Tim Sweeney, CEO of Epic Games, attributed recent layoffs to structural changes in the company’s finances, stating that “we’re spending way more than we earn.”
Epic Games, which made the difficult decision to reduce its workforce by 16%, affecting approximately 830 employees, had high hopes for revenue growth inspired by the metaverse but did not meet these expectations. As a result, the company was spending significantly more money than it was generating.
In a Sept 29 memo to staff, Tim Sweeney, CEO of Epic Games, acknowledged: “We concluded that layoffs are the only way and that doing them now and on this scale will stabilize our finances”
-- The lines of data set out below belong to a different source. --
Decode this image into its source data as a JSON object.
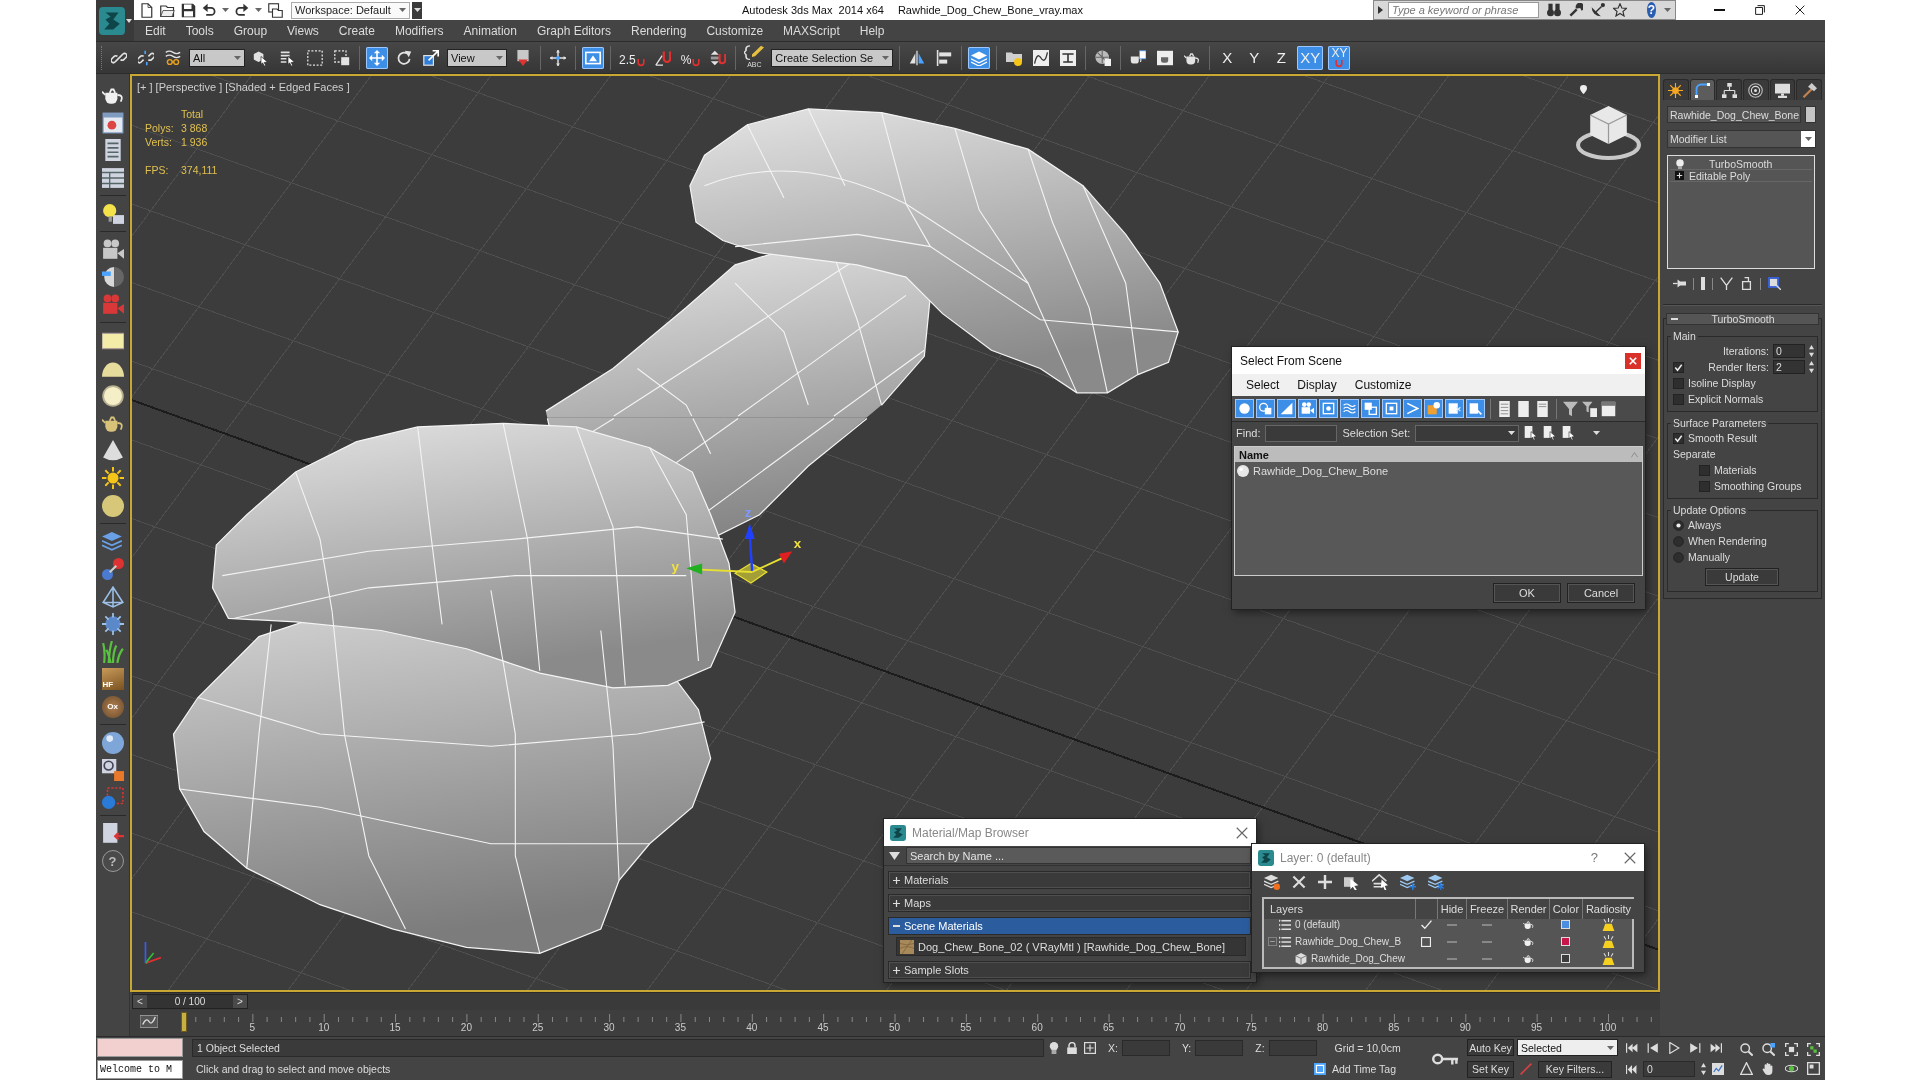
{
  "title_bar": {
    "workspace": "Workspace: Default",
    "app_title": "Autodesk 3ds Max  2014 x64",
    "file_name": "Rawhide_Dog_Chew_Bone_vray.max",
    "search": {
      "placeholder": "Type a keyword or phrase"
    },
    "help_button": "?"
  },
  "menu_bar": [
    "Edit",
    "Tools",
    "Group",
    "Views",
    "Create",
    "Modifiers",
    "Animation",
    "Graph Editors",
    "Rendering",
    "Customize",
    "MAXScript",
    "Help"
  ],
  "main_toolbar": [
    {
      "kind": "icon",
      "active": false
    },
    {
      "kind": "icon",
      "active": false
    },
    {
      "kind": "icon",
      "active": false
    },
    {
      "kind": "dropdown",
      "value": "All"
    },
    {
      "kind": "icon",
      "active": false
    },
    {
      "kind": "icon",
      "active": false
    },
    {
      "kind": "icon",
      "active": false
    },
    {
      "kind": "icon",
      "active": false
    },
    {
      "kind": "icon",
      "active": true
    },
    {
      "kind": "icon",
      "active": false
    },
    {
      "kind": "icon",
      "active": false
    },
    {
      "kind": "dropdown",
      "value": "View"
    },
    {
      "kind": "icon",
      "active": false
    },
    {
      "kind": "icon",
      "active": false
    },
    {
      "kind": "icon",
      "active": true
    },
    {
      "kind": "snap",
      "label": "2.5",
      "active": false
    },
    {
      "kind": "icon",
      "active": false
    },
    {
      "kind": "snap",
      "label": "%",
      "active": false
    },
    {
      "kind": "icon",
      "active": false
    },
    {
      "kind": "named_sets",
      "label": "ABC"
    },
    {
      "kind": "dropdown",
      "value": "Create Selection Se"
    },
    {
      "kind": "icon",
      "active": false
    },
    {
      "kind": "icon",
      "active": false
    },
    {
      "kind": "icon",
      "active": true
    },
    {
      "kind": "icon",
      "active": false
    },
    {
      "kind": "icon",
      "active": false
    },
    {
      "kind": "icon",
      "active": false
    },
    {
      "kind": "icon",
      "active": false
    },
    {
      "kind": "icon",
      "active": false
    },
    {
      "kind": "icon",
      "active": false
    },
    {
      "kind": "icon",
      "active": false
    },
    {
      "kind": "axis",
      "label": "X",
      "active": false
    },
    {
      "kind": "axis",
      "label": "Y",
      "active": false
    },
    {
      "kind": "axis",
      "label": "Z",
      "active": false
    },
    {
      "kind": "axis",
      "label": "XY",
      "active": true
    },
    {
      "kind": "axis_snap",
      "label": "XY",
      "active": true
    }
  ],
  "left_toolbar": [
    {
      "kind": "icon"
    },
    {
      "kind": "icon"
    },
    {
      "kind": "icon"
    },
    {
      "kind": "icon"
    },
    {
      "kind": "icon"
    },
    {
      "kind": "icon"
    },
    {
      "kind": "icon"
    },
    {
      "kind": "icon"
    },
    {
      "kind": "icon"
    },
    {
      "kind": "icon"
    },
    {
      "kind": "icon"
    },
    {
      "kind": "icon"
    },
    {
      "kind": "icon"
    },
    {
      "kind": "icon"
    },
    {
      "kind": "icon"
    },
    {
      "kind": "icon"
    },
    {
      "kind": "icon"
    },
    {
      "kind": "icon"
    },
    {
      "kind": "icon"
    },
    {
      "kind": "icon"
    },
    {
      "kind": "labeled",
      "label": "HF"
    },
    {
      "kind": "labeled",
      "label": "Ox"
    },
    {
      "kind": "icon"
    },
    {
      "kind": "icon"
    },
    {
      "kind": "icon"
    },
    {
      "kind": "icon"
    },
    {
      "kind": "labeled",
      "label": "?"
    }
  ],
  "viewport": {
    "active": true,
    "labels": [
      "[+ ]",
      "[Perspective ]",
      "[Shaded + Edged Faces ]"
    ],
    "stats": {
      "header": "Total",
      "rows": [
        {
          "label": "Polys:",
          "value": "3 868"
        },
        {
          "label": "Verts:",
          "value": "1 936"
        }
      ],
      "fps": {
        "label": "FPS:",
        "value": "374,111"
      }
    },
    "gizmo_axes": [
      "z",
      "x",
      "y"
    ]
  },
  "select_from_scene": {
    "title": "Select From Scene",
    "menu": [
      "Select",
      "Display",
      "Customize"
    ],
    "filters": [
      {
        "active": true
      },
      {
        "active": true
      },
      {
        "active": true
      },
      {
        "active": true
      },
      {
        "active": true
      },
      {
        "active": true
      },
      {
        "active": true
      },
      {
        "active": true
      },
      {
        "active": true
      },
      {
        "active": true
      },
      {
        "active": true
      },
      {
        "active": true
      }
    ],
    "find": {
      "label": "Find:"
    },
    "selection_set": {
      "label": "Selection Set:"
    },
    "columns": [
      "Name"
    ],
    "rows": [
      {
        "name": "Rawhide_Dog_Chew_Bone"
      }
    ],
    "buttons": [
      "OK",
      "Cancel"
    ]
  },
  "material_browser": {
    "title": "Material/Map Browser",
    "search": {
      "placeholder": "Search by Name ..."
    },
    "sections": [
      {
        "label": "Materials",
        "expanded": false,
        "selected": false
      },
      {
        "label": "Maps",
        "expanded": false,
        "selected": false
      },
      {
        "label": "Scene Materials",
        "expanded": true,
        "selected": true,
        "children": [
          {
            "label": "Dog_Chew_Bone_02 ( VRayMtl ) [Rawhide_Dog_Chew_Bone]"
          }
        ]
      },
      {
        "label": "Sample Slots",
        "expanded": false,
        "selected": false
      }
    ]
  },
  "layer_dialog": {
    "title": "Layer: 0 (default)",
    "help_button": "?",
    "columns": [
      "Layers",
      "Hide",
      "Freeze",
      "Render",
      "Color",
      "Radiosity"
    ],
    "rows": [
      {
        "name": "0 (default)",
        "current": true,
        "hidden": false,
        "frozen": false,
        "renderable": true,
        "radiosity": true,
        "color": "#4a8fe0"
      },
      {
        "name": "Rawhide_Dog_Chew_B",
        "current": false,
        "hidden": false,
        "frozen": false,
        "renderable": true,
        "radiosity": true,
        "color": "#c8154a",
        "expanded": true,
        "children": [
          {
            "name": "Rawhide_Dog_Chew",
            "hidden": false,
            "frozen": false,
            "renderable": true,
            "radiosity": true,
            "color": "#3c3c3c"
          }
        ]
      }
    ]
  },
  "command_panel": {
    "tabs": [
      {
        "selected": false
      },
      {
        "selected": true
      },
      {
        "selected": false
      },
      {
        "selected": false
      },
      {
        "selected": false
      },
      {
        "selected": false
      }
    ],
    "object_name": "Rawhide_Dog_Chew_Bone",
    "modifier_list": "Modifier List",
    "modifier_stack": [
      {
        "kind": "modifier",
        "label": "TurboSmooth"
      },
      {
        "kind": "base_object",
        "label": "Editable Poly"
      }
    ],
    "rollout": {
      "title": "TurboSmooth",
      "expanded": true,
      "groups": [
        {
          "title": "Main",
          "controls": [
            {
              "kind": "spinner",
              "label": "Iterations:",
              "value": "0"
            },
            {
              "kind": "check_spinner",
              "label": "Render Iters:",
              "value": "2",
              "checked": true
            },
            {
              "kind": "checkbox",
              "label": "Isoline Display",
              "checked": false
            },
            {
              "kind": "checkbox",
              "label": "Explicit Normals",
              "checked": false
            }
          ]
        },
        {
          "title": "Surface Parameters",
          "controls": [
            {
              "kind": "checkbox",
              "label": "Smooth Result",
              "checked": true
            },
            {
              "kind": "label",
              "label": "Separate",
              "children": [
                {
                  "kind": "checkbox",
                  "label": "Materials",
                  "checked": false
                },
                {
                  "kind": "checkbox",
                  "label": "Smoothing Groups",
                  "checked": false
                }
              ]
            }
          ]
        },
        {
          "title": "Update Options",
          "controls": [
            {
              "kind": "radio",
              "label": "Always",
              "selected": true
            },
            {
              "kind": "radio",
              "label": "When Rendering",
              "selected": false
            },
            {
              "kind": "radio",
              "label": "Manually",
              "selected": false
            },
            {
              "kind": "button",
              "label": "Update"
            }
          ]
        }
      ]
    }
  },
  "time_slider": {
    "prev": "<",
    "position": "0 / 100",
    "next": ">",
    "level": 0
  },
  "track_bar": {
    "labels": [
      "5",
      "10",
      "15",
      "20",
      "25",
      "30",
      "35",
      "40",
      "45",
      "50",
      "55",
      "60",
      "65",
      "70",
      "75",
      "80",
      "85",
      "90",
      "95",
      "100"
    ]
  },
  "status_bar": {
    "listener_output": "Welcome to M",
    "selection_info": "1 Object Selected",
    "prompt": "Click and drag to select and move objects",
    "coordinates": [
      {
        "label": "X:"
      },
      {
        "label": "Y:"
      },
      {
        "label": "Z:"
      }
    ],
    "grid": "Grid = 10,0cm",
    "add_time_tag": "Add Time Tag",
    "auto_key": {
      "label": "Auto Key",
      "on": false
    },
    "key_mode": "Selected",
    "set_key": "Set Key",
    "key_filters": "Key Filters...",
    "frame": "0"
  }
}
He added, “I had long been optimistic that we could power through this transition without layoffs, but in retrospect, I see that this was unrealistic”
The success of the Fortnite Creator program has come at the cost of reduced profitability, as the shift in focus towards user-generated content impacted the company’s profit margins.
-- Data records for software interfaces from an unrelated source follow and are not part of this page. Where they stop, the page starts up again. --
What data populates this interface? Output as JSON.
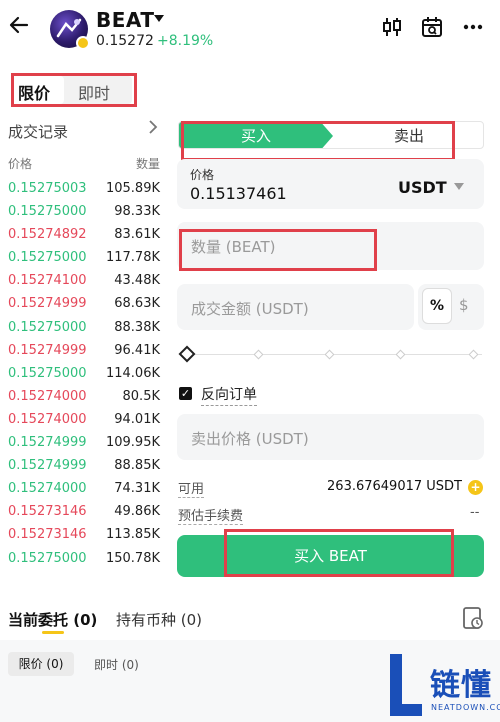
{
  "header": {
    "symbol": "BEAT",
    "price": "0.15272",
    "change": "+8.19%"
  },
  "order_type_tabs": {
    "limit": "限价",
    "market": "即时"
  },
  "trade_records": {
    "title": "成交记录",
    "price_col": "价格",
    "qty_col": "数量",
    "rows": [
      {
        "price": "0.15275003",
        "qty": "105.89K",
        "side": "buy"
      },
      {
        "price": "0.15275000",
        "qty": "98.33K",
        "side": "buy"
      },
      {
        "price": "0.15274892",
        "qty": "83.61K",
        "side": "sell"
      },
      {
        "price": "0.15275000",
        "qty": "117.78K",
        "side": "buy"
      },
      {
        "price": "0.15274100",
        "qty": "43.48K",
        "side": "sell"
      },
      {
        "price": "0.15274999",
        "qty": "68.63K",
        "side": "sell"
      },
      {
        "price": "0.15275000",
        "qty": "88.38K",
        "side": "buy"
      },
      {
        "price": "0.15274999",
        "qty": "96.41K",
        "side": "sell"
      },
      {
        "price": "0.15275000",
        "qty": "114.06K",
        "side": "buy"
      },
      {
        "price": "0.15274000",
        "qty": "80.5K",
        "side": "sell"
      },
      {
        "price": "0.15274000",
        "qty": "94.01K",
        "side": "sell"
      },
      {
        "price": "0.15274999",
        "qty": "109.95K",
        "side": "buy"
      },
      {
        "price": "0.15274999",
        "qty": "88.85K",
        "side": "buy"
      },
      {
        "price": "0.15274000",
        "qty": "74.31K",
        "side": "buy"
      },
      {
        "price": "0.15273146",
        "qty": "49.86K",
        "side": "sell"
      },
      {
        "price": "0.15273146",
        "qty": "113.85K",
        "side": "sell"
      },
      {
        "price": "0.15275000",
        "qty": "150.78K",
        "side": "buy"
      }
    ]
  },
  "order_form": {
    "buy_tab": "买入",
    "sell_tab": "卖出",
    "price_label": "价格",
    "price_value": "0.15137461",
    "price_unit": "USDT",
    "qty_placeholder": "数量 (BEAT)",
    "amount_placeholder": "成交金额 (USDT)",
    "pct_toggle": "%",
    "dollar_toggle": "$",
    "reverse_order_label": "反向订单",
    "reverse_order_checked": true,
    "sell_price_placeholder": "卖出价格 (USDT)",
    "available_label": "可用",
    "available_value": "263.67649017 USDT",
    "fee_label": "预估手续费",
    "fee_value": "--",
    "submit_label": "买入 BEAT"
  },
  "bottom_tabs": {
    "orders": "当前委托 (0)",
    "holdings": "持有币种 (0)"
  },
  "sub_filters": {
    "limit": "限价 (0)",
    "market": "即时 (0)"
  },
  "watermark": {
    "text": "链懂",
    "sub": "NEATDOWN.COM"
  },
  "colors": {
    "green": "#2fbf7c",
    "red": "#e5485a",
    "accent_yellow": "#f5c518",
    "highlight_box": "#e0404a"
  }
}
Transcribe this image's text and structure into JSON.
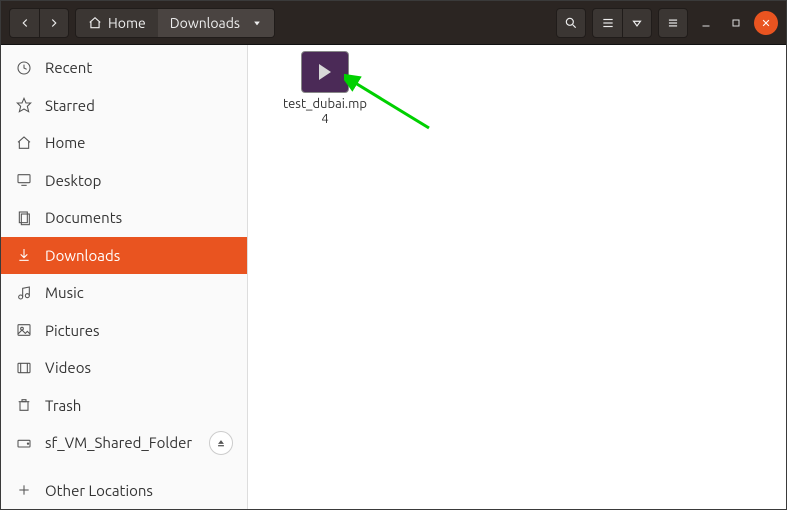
{
  "titlebar": {
    "path": {
      "home": "Home",
      "current": "Downloads"
    }
  },
  "sidebar": {
    "items": [
      {
        "id": "recent",
        "label": "Recent",
        "icon": "clock"
      },
      {
        "id": "starred",
        "label": "Starred",
        "icon": "star"
      },
      {
        "id": "home",
        "label": "Home",
        "icon": "home"
      },
      {
        "id": "desktop",
        "label": "Desktop",
        "icon": "desktop"
      },
      {
        "id": "documents",
        "label": "Documents",
        "icon": "documents"
      },
      {
        "id": "downloads",
        "label": "Downloads",
        "icon": "download",
        "active": true
      },
      {
        "id": "music",
        "label": "Music",
        "icon": "music"
      },
      {
        "id": "pictures",
        "label": "Pictures",
        "icon": "picture"
      },
      {
        "id": "videos",
        "label": "Videos",
        "icon": "video"
      },
      {
        "id": "trash",
        "label": "Trash",
        "icon": "trash"
      },
      {
        "id": "shared",
        "label": "sf_VM_Shared_Folder",
        "icon": "drive",
        "eject": true
      }
    ],
    "other_locations": "Other Locations"
  },
  "files": [
    {
      "name": "test_dubai.mp4",
      "type": "video"
    }
  ],
  "colors": {
    "accent": "#e95420",
    "header_bg": "#2b2522",
    "annotation": "#00d000"
  }
}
“Success with the creator ecosystem is a great achievement, but it means a major structural change to our economics.”
However, In addition to layoffs, Sweeney noted that a further 250 employees would leave Epic Games, as the company plans to sell the recently acquired music website Bandcamp and spin off its child-safety technology company, SuperAwesome, which joined Epic in 2020.
As part of its layoffs, Epic Games has committed to supporting departing employees with six months of pay, as well as providing six months of paid healthcare for those in the U.S., Canada, and Brazil. While Fortnite is Epic Games’ most popular product, the company is also known for the Unreal Engine, a widely used video game development suite that powers some of the most popular games, such as God of War and PlayerUnknown’s Battlegrounds.